Verizon Wireless spokesman John O'Malley said March 12 that his company signed a one-year land lease agreement with the owners of Sporty’s Iron Duke Saloon in Minerva, which is across State Route 28N from the originally planned cell tower site on land owned by the town of Minerva.
“After completing our investigation, we decided the property behind the town hall was not an ideal location because of concerns from the APA and town of Minerva,” O’Malley said.
An engineer at Tectonic, the company hired by Verizon to build the cell tower, recently told Minerva Town Supervisor Sue Montgomery Corey that Verizon had asked them to put plans for the tower on hold.
“On my end, everything is done,” Tectonic engineer Jean Marie Frawley said about the original site. “It’s up to Verizon and the APA to complete this project.”
Verizon signed a land lease with the town of Minerva in 2009 to build a tower on town property at 5 Morse Memorial Highway. After completing a balloon test on the location, Verizon abandoned the idea of using that property to build its Minerva tower, but that was news to town officials.
Corey said last week that town residents have been anxiously waiting for the promised cell tower since the agreement was signed.
“People here, like everywhere, have a need to stay connected,” Corey said. “We are surprised we haven’t heard anything about the project since March 2011.”
In March 2011, a team of Verizon technicians performed a balloon test at the potential cell tower site, where large yellow balloons were released and tied off at the exact height of the proposed cell tower. Later, Corey received a letter from Frawley on behalf of Tectonic:
“It was obvious from the balloon test at this site, as well as subsequent additional conversations with you and the representative from the Adirondack Park Agency that there are significant concerns with the visible impact of the proposed structure,” Frawley wrote. “Verizon Wireless has been giving serious attention to those concerns and must make sure that all options for a proposed facility are thoroughly considered.”

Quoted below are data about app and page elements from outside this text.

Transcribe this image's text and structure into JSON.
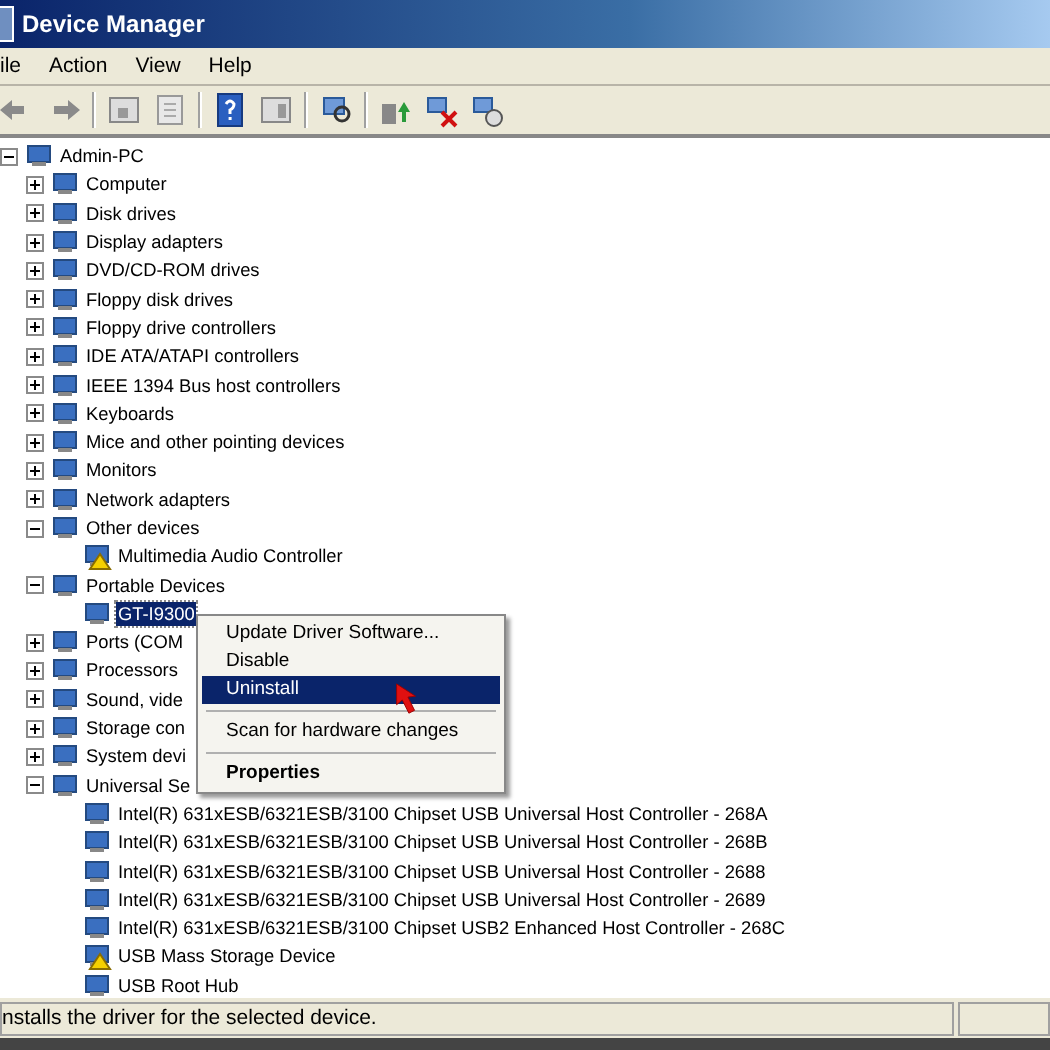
{
  "window": {
    "title": "Device Manager"
  },
  "menu": [
    "ile",
    "Action",
    "View",
    "Help"
  ],
  "tree": {
    "label": "Admin-PC",
    "expanded": true,
    "selected": false,
    "children": [
      {
        "label": "Computer",
        "expanded": false,
        "selected": false
      },
      {
        "label": "Disk drives",
        "expanded": false,
        "selected": false
      },
      {
        "label": "Display adapters",
        "expanded": false,
        "selected": false
      },
      {
        "label": "DVD/CD-ROM drives",
        "expanded": false,
        "selected": false
      },
      {
        "label": "Floppy disk drives",
        "expanded": false,
        "selected": false
      },
      {
        "label": "Floppy drive controllers",
        "expanded": false,
        "selected": false
      },
      {
        "label": "IDE ATA/ATAPI controllers",
        "expanded": false,
        "selected": false
      },
      {
        "label": "IEEE 1394 Bus host controllers",
        "expanded": false,
        "selected": false
      },
      {
        "label": "Keyboards",
        "expanded": false,
        "selected": false
      },
      {
        "label": "Mice and other pointing devices",
        "expanded": false,
        "selected": false
      },
      {
        "label": "Monitors",
        "expanded": false,
        "selected": false
      },
      {
        "label": "Network adapters",
        "expanded": false,
        "selected": false
      },
      {
        "label": "Other devices",
        "expanded": true,
        "selected": false,
        "children": [
          {
            "label": "Multimedia Audio Controller",
            "selected": false,
            "warning": true
          }
        ]
      },
      {
        "label": "Portable Devices",
        "expanded": true,
        "selected": false,
        "children": [
          {
            "label": "GT-I9300",
            "selected": true,
            "warning": false
          }
        ]
      },
      {
        "label": "Ports (COM",
        "expanded": false,
        "selected": false
      },
      {
        "label": "Processors",
        "expanded": false,
        "selected": false
      },
      {
        "label": "Sound, vide",
        "expanded": false,
        "selected": false
      },
      {
        "label": "Storage con",
        "expanded": false,
        "selected": false
      },
      {
        "label": "System devi",
        "expanded": false,
        "selected": false
      },
      {
        "label": "Universal Se",
        "expanded": true,
        "selected": false,
        "children": [
          {
            "label": "Intel(R) 631xESB/6321ESB/3100 Chipset USB Universal Host Controller - 268A",
            "selected": false,
            "warning": false
          },
          {
            "label": "Intel(R) 631xESB/6321ESB/3100 Chipset USB Universal Host Controller - 268B",
            "selected": false,
            "warning": false
          },
          {
            "label": "Intel(R) 631xESB/6321ESB/3100 Chipset USB Universal Host Controller - 2688",
            "selected": false,
            "warning": false
          },
          {
            "label": "Intel(R) 631xESB/6321ESB/3100 Chipset USB Universal Host Controller - 2689",
            "selected": false,
            "warning": false
          },
          {
            "label": "Intel(R) 631xESB/6321ESB/3100 Chipset USB2 Enhanced Host Controller - 268C",
            "selected": false,
            "warning": false
          },
          {
            "label": "USB Mass Storage Device",
            "selected": false,
            "warning": true
          },
          {
            "label": "USB Root Hub",
            "selected": false,
            "warning": false
          }
        ]
      }
    ]
  },
  "context_menu": [
    {
      "kind": "item",
      "label": "Update Driver Software...",
      "selected": false
    },
    {
      "kind": "item",
      "label": "Disable",
      "selected": false
    },
    {
      "kind": "item",
      "label": "Uninstall",
      "selected": true
    },
    {
      "kind": "separator"
    },
    {
      "kind": "item",
      "label": "Scan for hardware changes",
      "selected": false
    },
    {
      "kind": "separator"
    },
    {
      "kind": "default",
      "label": "Properties",
      "selected": false
    }
  ],
  "status_bar": {
    "text": "nstalls the driver for the selected device."
  }
}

O’Malley said he had no further details on when tests at the newly leased location will be held but Verizon Wireless plans to begin testing the site to meet APA and town approval as soon as possible.

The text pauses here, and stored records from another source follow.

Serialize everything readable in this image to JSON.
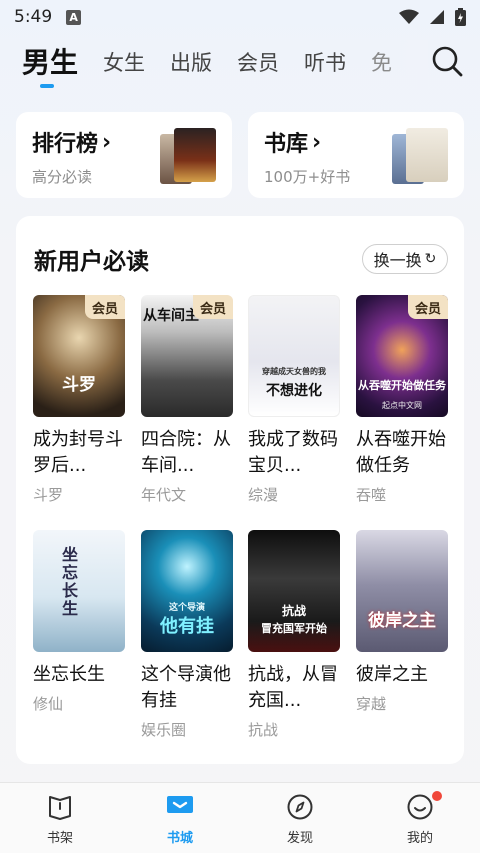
{
  "status": {
    "time": "5:49",
    "a_icon": "A"
  },
  "tabs": [
    {
      "label": "男生",
      "active": true
    },
    {
      "label": "女生"
    },
    {
      "label": "出版"
    },
    {
      "label": "会员"
    },
    {
      "label": "听书"
    },
    {
      "label": "免"
    }
  ],
  "rank_cards": [
    {
      "title": "排行榜",
      "chevron": "›",
      "subtitle": "高分必读"
    },
    {
      "title": "书库",
      "chevron": "›",
      "subtitle": "100万+好书"
    }
  ],
  "section": {
    "title": "新用户必读",
    "refresh_label": "换一换",
    "refresh_icon": "↻"
  },
  "vip_label": "会员",
  "books": [
    {
      "title": "成为封号斗罗后...",
      "tag": "斗罗",
      "vip": true
    },
    {
      "title": "四合院：从车间...",
      "tag": "年代文",
      "vip": true,
      "cover_text": "从车间主"
    },
    {
      "title": "我成了数码宝贝...",
      "tag": "综漫",
      "vip": false,
      "cover_text": "不想进化",
      "cover_sub": "穿越成天女兽的我"
    },
    {
      "title": "从吞噬开始做任务",
      "tag": "吞噬",
      "vip": true,
      "cover_text": "从吞噬开始做任务",
      "cover_sub": "起点中文网"
    },
    {
      "title": "坐忘长生",
      "tag": "修仙",
      "vip": false,
      "cover_text": "坐忘长生"
    },
    {
      "title": "这个导演他有挂",
      "tag": "娱乐圈",
      "vip": false,
      "cover_text": "他有挂",
      "cover_sub": "这个导演"
    },
    {
      "title": "抗战，从冒充国...",
      "tag": "抗战",
      "vip": false,
      "cover_text": "冒充国军开始",
      "cover_sub": "抗战"
    },
    {
      "title": "彼岸之主",
      "tag": "穿越",
      "vip": false,
      "cover_text": "彼岸之主"
    }
  ],
  "bottom_nav": [
    {
      "label": "书架",
      "icon": "bookshelf-icon"
    },
    {
      "label": "书城",
      "icon": "bookstore-icon",
      "active": true
    },
    {
      "label": "发现",
      "icon": "compass-icon"
    },
    {
      "label": "我的",
      "icon": "profile-icon",
      "badge": true
    }
  ],
  "colors": {
    "accent": "#1d9bf0",
    "vip_bg": "#f3e2c4",
    "badge": "#f0473a"
  }
}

APA Public Information Director Keith McKeever said March 8 that Verizon hasn’t attempted to make contact with the APA since March 2011.
“We have an open application that is incomplete, and we’re waiting for Verizon to provide us with the information we need to finish that project,” McKeever said about the original cell tower site.
To complete an application, McKeever said Verizon must formally submit a visual analysis with photo simulations to show what the tower will look like in its potential location.
“As part of the application process, we asked them to consider some alternative sites,” McKeever said. “We talked to (Verizon) in January and again in March 2011 and at those times we were under the impression they were going to be proceeding and looking for alternative sites. Since then we have not had any type of contact with them about this project.”
McKeever said the process of putting up a cell tower in the Adirondack Park can vary based on location of the tower and other circumstances, but it is not common for a project like this to be dormant for two years.
On the VerizonWireless.com coverage locator, Internet users can get a visual on the Verizon coverage in their area. If an area is in the “red” it means there is talk and text capability. When the area is white it means there is no communication capability. In the town of Minerva and surrounding area, the coverage is completely white.
The lack of cell coverage poses a safety problem in the case of an accident, according to Corey.
“We’ve had many instances last winter where cars went off the road between Newcomb and Minerva,” Corey said. “Luckily no one has been seriously injured, but if someone is in serious need they may have to wait on the side of the road for someone to come help them.”
David “Sporty” Beale, owner of Sporty's Iron Duke Saloon, said March 14 that Verizon Wireless signed a one-year land lease in November 2011 to build a tower on the mountain behind the restaurant.
“We have absolutely no service here. It’s terrible,” Beale said. “If and when we get service people could report car accidents, snowmobile accidents, hiking accidents. We really need it here.”
Verizon has not announced when the plans for the tower will be put before the local government or the APA.
“If they could hurry up and get this tower up and working that would be great,” Beale said.